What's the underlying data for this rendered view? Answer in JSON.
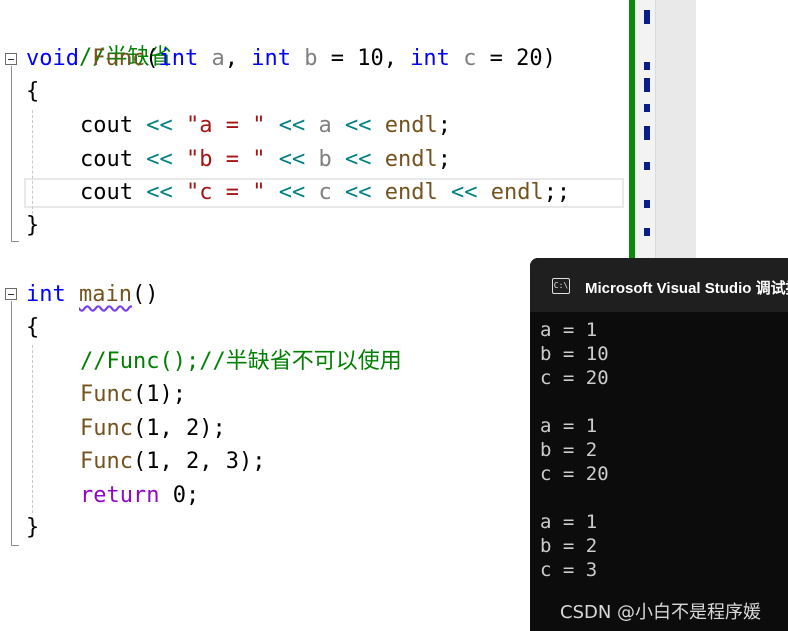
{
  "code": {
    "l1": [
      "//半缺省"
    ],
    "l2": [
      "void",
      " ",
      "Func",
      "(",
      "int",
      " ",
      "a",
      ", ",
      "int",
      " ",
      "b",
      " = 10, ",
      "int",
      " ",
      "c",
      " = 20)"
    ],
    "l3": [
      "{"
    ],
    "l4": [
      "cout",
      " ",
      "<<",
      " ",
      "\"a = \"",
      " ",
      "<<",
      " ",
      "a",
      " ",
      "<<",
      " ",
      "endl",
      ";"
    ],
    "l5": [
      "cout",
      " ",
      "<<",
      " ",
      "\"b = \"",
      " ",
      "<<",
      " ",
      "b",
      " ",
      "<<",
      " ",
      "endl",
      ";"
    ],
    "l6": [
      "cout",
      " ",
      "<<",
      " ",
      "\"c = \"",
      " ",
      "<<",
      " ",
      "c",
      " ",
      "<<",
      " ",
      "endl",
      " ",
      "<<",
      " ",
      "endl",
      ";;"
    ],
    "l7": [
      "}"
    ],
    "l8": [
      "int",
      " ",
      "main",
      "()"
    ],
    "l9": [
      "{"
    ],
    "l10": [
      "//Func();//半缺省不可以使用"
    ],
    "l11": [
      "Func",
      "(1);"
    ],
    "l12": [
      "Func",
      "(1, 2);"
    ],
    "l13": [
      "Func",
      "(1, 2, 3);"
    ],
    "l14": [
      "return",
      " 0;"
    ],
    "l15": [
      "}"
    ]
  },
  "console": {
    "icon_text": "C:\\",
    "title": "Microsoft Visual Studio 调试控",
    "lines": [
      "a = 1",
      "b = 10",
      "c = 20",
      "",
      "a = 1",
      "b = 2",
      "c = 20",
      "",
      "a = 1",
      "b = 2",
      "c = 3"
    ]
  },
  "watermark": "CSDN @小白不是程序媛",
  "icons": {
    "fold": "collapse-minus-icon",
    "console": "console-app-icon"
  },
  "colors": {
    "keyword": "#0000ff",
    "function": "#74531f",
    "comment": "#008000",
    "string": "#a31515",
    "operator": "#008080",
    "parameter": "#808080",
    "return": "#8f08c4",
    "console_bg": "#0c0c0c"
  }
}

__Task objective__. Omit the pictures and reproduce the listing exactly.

__Output below__.
What's the underlying data for this rendered view? Answer in JSON.
{
  "code": {
    "l1": [
      "//半缺省"
    ],
    "l2": [
      "void",
      " ",
      "Func",
      "(",
      "int",
      " ",
      "a",
      ", ",
      "int",
      " ",
      "b",
      " = 10, ",
      "int",
      " ",
      "c",
      " = 20)"
    ],
    "l3": [
      "{"
    ],
    "l4": [
      "cout",
      " ",
      "<<",
      " ",
      "\"a = \"",
      " ",
      "<<",
      " ",
      "a",
      " ",
      "<<",
      " ",
      "endl",
      ";"
    ],
    "l5": [
      "cout",
      " ",
      "<<",
      " ",
      "\"b = \"",
      " ",
      "<<",
      " ",
      "b",
      " ",
      "<<",
      " ",
      "endl",
      ";"
    ],
    "l6": [
      "cout",
      " ",
      "<<",
      " ",
      "\"c = \"",
      " ",
      "<<",
      " ",
      "c",
      " ",
      "<<",
      " ",
      "endl",
      " ",
      "<<",
      " ",
      "endl",
      ";;"
    ],
    "l7": [
      "}"
    ],
    "l8": [
      "int",
      " ",
      "main",
      "()"
    ],
    "l9": [
      "{"
    ],
    "l10": [
      "//Func();//半缺省不可以使用"
    ],
    "l11": [
      "Func",
      "(1);"
    ],
    "l12": [
      "Func",
      "(1, 2);"
    ],
    "l13": [
      "Func",
      "(1, 2, 3);"
    ],
    "l14": [
      "return",
      " 0;"
    ],
    "l15": [
      "}"
    ]
  },
  "console": {
    "icon_text": "C:\\",
    "title": "Microsoft Visual Studio 调试控",
    "lines": [
      "a = 1",
      "b = 10",
      "c = 20",
      "",
      "a = 1",
      "b = 2",
      "c = 20",
      "",
      "a = 1",
      "b = 2",
      "c = 3"
    ]
  },
  "watermark": "CSDN @小白不是程序媛",
  "icons": {
    "fold": "collapse-minus-icon",
    "console": "console-app-icon"
  },
  "colors": {
    "keyword": "#0000ff",
    "function": "#74531f",
    "comment": "#008000",
    "string": "#a31515",
    "operator": "#008080",
    "parameter": "#808080",
    "return": "#8f08c4",
    "console_bg": "#0c0c0c"
  }
}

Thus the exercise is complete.